  5. Laskin WB, Fetsch JF, Mostofi FK. Angiomyofibroblastomalike tumor of the male genital tract: analysis of 11 cases with comparison to female angiomyofibroblastoma and spindle cell lipoma. Am J Surg Pathol. 1998;22(1):6-16.
  6. Laskin WB1, Fetsch JF, Tavassoli FA.Angiomyofibroblastoma of the female genital tract: analysis of 17 cases including a lipomatous variant. Hum Pathol. 1997;28(9):1046-1055.
  7. McCluggage WG, Connolly L, McBride HA. HMGA2 is a sensitive but not specific immunohistochemical marker of vulvovaginal aggressive angiomyxoma. Am J Surg Pathol. 2010;34(7):1037-1042.
  8. Nielsen GP, Rosenberg AE, Young RH, Dickersin GR, Clement PB, Scully RE. Angiomyofibroblastoma of the vulva and vagina. Mod Pathol. 1996;9(3):284-291.
  9. Nucci MR, Granter SR, Fletcher, CD. Cellular angiofibroma: a benign neoplasm distinct from angiomyofibroblastoma and spindle cell lipoma. Am J Surg Pathol.1997;21(6):636-644.
  10. Shidham VB, Ayala GE, Lahaniatis JE, Garcia FU. Low-grade fibromyxoid sarcoma: clinicopathologic case report with review of the literature. Am J Clin Oncol. 1999;22(2):150-155.

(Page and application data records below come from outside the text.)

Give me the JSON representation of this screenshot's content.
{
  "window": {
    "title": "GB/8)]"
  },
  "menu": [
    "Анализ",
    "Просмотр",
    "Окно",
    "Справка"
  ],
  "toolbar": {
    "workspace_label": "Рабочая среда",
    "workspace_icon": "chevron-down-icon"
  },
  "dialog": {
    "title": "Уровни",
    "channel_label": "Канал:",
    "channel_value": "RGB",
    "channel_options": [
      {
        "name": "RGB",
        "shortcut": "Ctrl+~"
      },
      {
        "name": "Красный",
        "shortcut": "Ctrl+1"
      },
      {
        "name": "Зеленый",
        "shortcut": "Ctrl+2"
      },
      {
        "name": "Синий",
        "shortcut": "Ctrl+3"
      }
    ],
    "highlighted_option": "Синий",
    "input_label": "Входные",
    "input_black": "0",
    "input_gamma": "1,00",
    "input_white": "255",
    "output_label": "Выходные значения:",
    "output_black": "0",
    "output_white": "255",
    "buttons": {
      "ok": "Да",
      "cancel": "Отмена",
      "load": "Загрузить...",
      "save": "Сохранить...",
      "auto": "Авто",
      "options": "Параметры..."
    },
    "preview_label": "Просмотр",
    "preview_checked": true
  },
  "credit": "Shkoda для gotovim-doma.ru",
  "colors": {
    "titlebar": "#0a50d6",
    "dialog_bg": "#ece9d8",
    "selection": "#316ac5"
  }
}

Thanh T. Ha Lan, MD
Ann Arbor, MI

Aleodor A. Andea, MD, MBA
Surgical Pathology Committee
Ann Arbor, MI

Answer Key

  1. Large size and infiltrative border (a). 
  2. Medium-sized with intramural hyalinization (c). 
  3. Monoallelic loss of RB1 on chromosome 13q14 (a).